### What you should do:
Only the images are to be dropped; the records themselves must be repeated exactly.
● ● ● ●
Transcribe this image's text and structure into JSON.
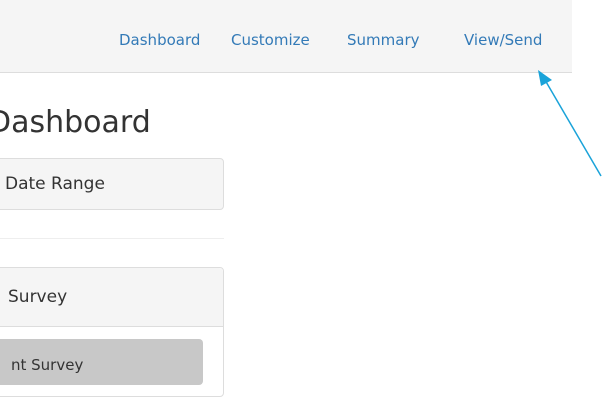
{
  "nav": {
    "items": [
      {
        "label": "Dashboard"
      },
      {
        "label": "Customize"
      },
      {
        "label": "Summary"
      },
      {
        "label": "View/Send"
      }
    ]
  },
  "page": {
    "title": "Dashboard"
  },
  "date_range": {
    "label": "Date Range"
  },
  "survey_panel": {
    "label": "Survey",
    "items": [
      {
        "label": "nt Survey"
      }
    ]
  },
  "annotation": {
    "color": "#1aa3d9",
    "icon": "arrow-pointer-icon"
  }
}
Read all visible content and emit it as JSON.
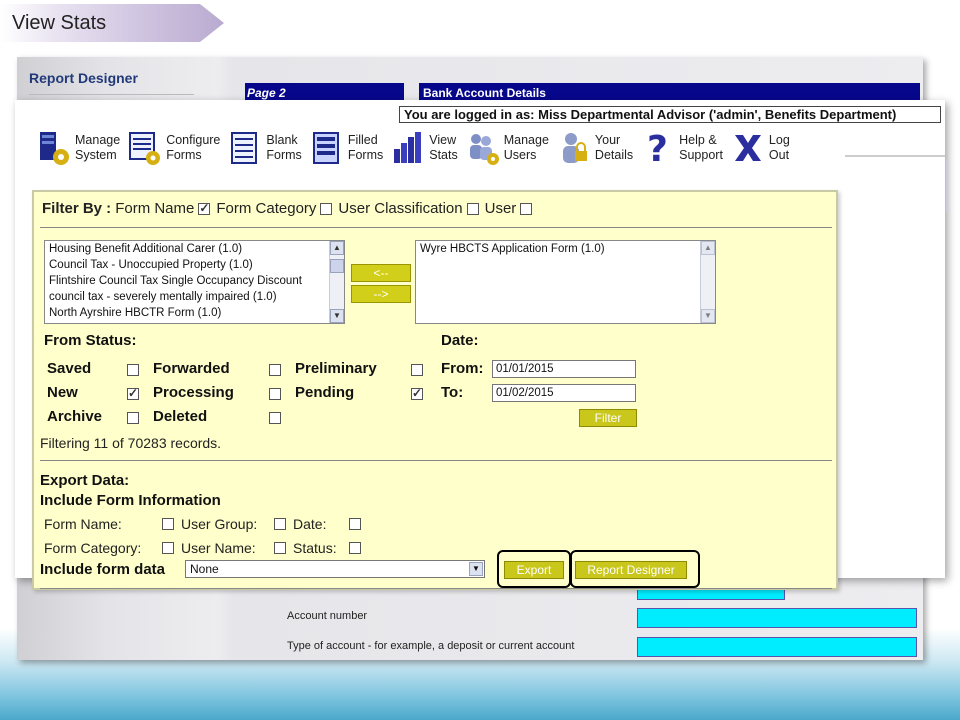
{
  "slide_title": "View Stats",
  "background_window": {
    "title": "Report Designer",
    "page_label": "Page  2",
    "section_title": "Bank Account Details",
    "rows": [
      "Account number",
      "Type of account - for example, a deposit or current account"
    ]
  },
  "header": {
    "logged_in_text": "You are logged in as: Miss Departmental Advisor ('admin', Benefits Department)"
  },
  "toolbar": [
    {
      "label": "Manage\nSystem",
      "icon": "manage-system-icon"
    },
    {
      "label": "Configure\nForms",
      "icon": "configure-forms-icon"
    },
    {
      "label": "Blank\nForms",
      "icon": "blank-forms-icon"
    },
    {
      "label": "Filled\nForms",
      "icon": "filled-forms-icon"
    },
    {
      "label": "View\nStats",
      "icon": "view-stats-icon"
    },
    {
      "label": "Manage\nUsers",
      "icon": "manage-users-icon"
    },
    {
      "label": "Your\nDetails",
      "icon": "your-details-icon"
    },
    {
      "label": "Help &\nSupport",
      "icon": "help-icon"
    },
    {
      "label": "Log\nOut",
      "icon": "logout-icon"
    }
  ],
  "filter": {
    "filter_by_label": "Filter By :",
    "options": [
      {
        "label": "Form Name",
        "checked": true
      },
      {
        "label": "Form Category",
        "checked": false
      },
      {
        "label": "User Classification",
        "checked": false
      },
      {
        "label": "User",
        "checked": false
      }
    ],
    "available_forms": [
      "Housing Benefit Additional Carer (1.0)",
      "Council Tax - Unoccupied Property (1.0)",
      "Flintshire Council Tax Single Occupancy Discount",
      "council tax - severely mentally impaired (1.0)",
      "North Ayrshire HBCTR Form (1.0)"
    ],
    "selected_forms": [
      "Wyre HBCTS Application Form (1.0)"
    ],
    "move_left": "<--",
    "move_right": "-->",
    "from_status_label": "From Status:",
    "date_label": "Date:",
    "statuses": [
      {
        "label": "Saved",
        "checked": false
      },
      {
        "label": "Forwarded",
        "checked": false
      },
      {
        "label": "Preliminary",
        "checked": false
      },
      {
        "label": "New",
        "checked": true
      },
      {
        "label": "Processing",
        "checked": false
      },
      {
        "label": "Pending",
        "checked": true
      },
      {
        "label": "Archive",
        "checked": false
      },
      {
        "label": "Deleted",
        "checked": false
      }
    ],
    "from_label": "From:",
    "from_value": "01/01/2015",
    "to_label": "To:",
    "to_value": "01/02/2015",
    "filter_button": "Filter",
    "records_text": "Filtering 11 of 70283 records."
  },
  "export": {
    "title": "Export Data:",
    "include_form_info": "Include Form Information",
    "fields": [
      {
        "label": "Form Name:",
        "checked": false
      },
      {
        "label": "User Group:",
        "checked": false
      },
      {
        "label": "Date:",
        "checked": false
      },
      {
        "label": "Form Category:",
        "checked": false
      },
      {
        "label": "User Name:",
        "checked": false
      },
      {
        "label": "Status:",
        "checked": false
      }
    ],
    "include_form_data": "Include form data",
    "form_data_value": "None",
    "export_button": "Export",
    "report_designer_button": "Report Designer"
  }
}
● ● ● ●
### Solution to this task:
Transcribe this image's text and structure into JSON.
{
  "nav": {
    "items": [
      {
        "label": "Dashboard"
      },
      {
        "label": "Customize"
      },
      {
        "label": "Summary"
      },
      {
        "label": "View/Send"
      }
    ]
  },
  "page": {
    "title": "Dashboard"
  },
  "date_range": {
    "label": "Date Range"
  },
  "survey_panel": {
    "label": "Survey",
    "items": [
      {
        "label": "nt Survey"
      }
    ]
  },
  "annotation": {
    "color": "#1aa3d9",
    "icon": "arrow-pointer-icon"
  }
}
Read all visible content and emit it as JSON.
{
  "slide_title": "View Stats",
  "background_window": {
    "title": "Report Designer",
    "page_label": "Page  2",
    "section_title": "Bank Account Details",
    "rows": [
      "Account number",
      "Type of account - for example, a deposit or current account"
    ]
  },
  "header": {
    "logged_in_text": "You are logged in as: Miss Departmental Advisor ('admin', Benefits Department)"
  },
  "toolbar": [
    {
      "label": "Manage\nSystem",
      "icon": "manage-system-icon"
    },
    {
      "label": "Configure\nForms",
      "icon": "configure-forms-icon"
    },
    {
      "label": "Blank\nForms",
      "icon": "blank-forms-icon"
    },
    {
      "label": "Filled\nForms",
      "icon": "filled-forms-icon"
    },
    {
      "label": "View\nStats",
      "icon": "view-stats-icon"
    },
    {
      "label": "Manage\nUsers",
      "icon": "manage-users-icon"
    },
    {
      "label": "Your\nDetails",
      "icon": "your-details-icon"
    },
    {
      "label": "Help &\nSupport",
      "icon": "help-icon"
    },
    {
      "label": "Log\nOut",
      "icon": "logout-icon"
    }
  ],
  "filter": {
    "filter_by_label": "Filter By :",
    "options": [
      {
        "label": "Form Name",
        "checked": true
      },
      {
        "label": "Form Category",
        "checked": false
      },
      {
        "label": "User Classification",
        "checked": false
      },
      {
        "label": "User",
        "checked": false
      }
    ],
    "available_forms": [
      "Housing Benefit Additional Carer (1.0)",
      "Council Tax - Unoccupied Property (1.0)",
      "Flintshire Council Tax Single Occupancy Discount",
      "council tax - severely mentally impaired (1.0)",
      "North Ayrshire HBCTR Form (1.0)"
    ],
    "selected_forms": [
      "Wyre HBCTS Application Form (1.0)"
    ],
    "move_left": "<--",
    "move_right": "-->",
    "from_status_label": "From Status:",
    "date_label": "Date:",
    "statuses": [
      {
        "label": "Saved",
        "checked": false
      },
      {
        "label": "Forwarded",
        "checked": false
      },
      {
        "label": "Preliminary",
        "checked": false
      },
      {
        "label": "New",
        "checked": true
      },
      {
        "label": "Processing",
        "checked": false
      },
      {
        "label": "Pending",
        "checked": true
      },
      {
        "label": "Archive",
        "checked": false
      },
      {
        "label": "Deleted",
        "checked": false
      }
    ],
    "from_label": "From:",
    "from_value": "01/01/2015",
    "to_label": "To:",
    "to_value": "01/02/2015",
    "filter_button": "Filter",
    "records_text": "Filtering 11 of 70283 records."
  },
  "export": {
    "title": "Export Data:",
    "include_form_info": "Include Form Information",
    "fields": [
      {
        "label": "Form Name:",
        "checked": false
      },
      {
        "label": "User Group:",
        "checked": false
      },
      {
        "label": "Date:",
        "checked": false
      },
      {
        "label": "Form Category:",
        "checked": false
      },
      {
        "label": "User Name:",
        "checked": false
      },
      {
        "label": "Status:",
        "checked": false
      }
    ],
    "include_form_data": "Include form data",
    "form_data_value": "None",
    "export_button": "Export",
    "report_designer_button": "Report Designer"
  }
}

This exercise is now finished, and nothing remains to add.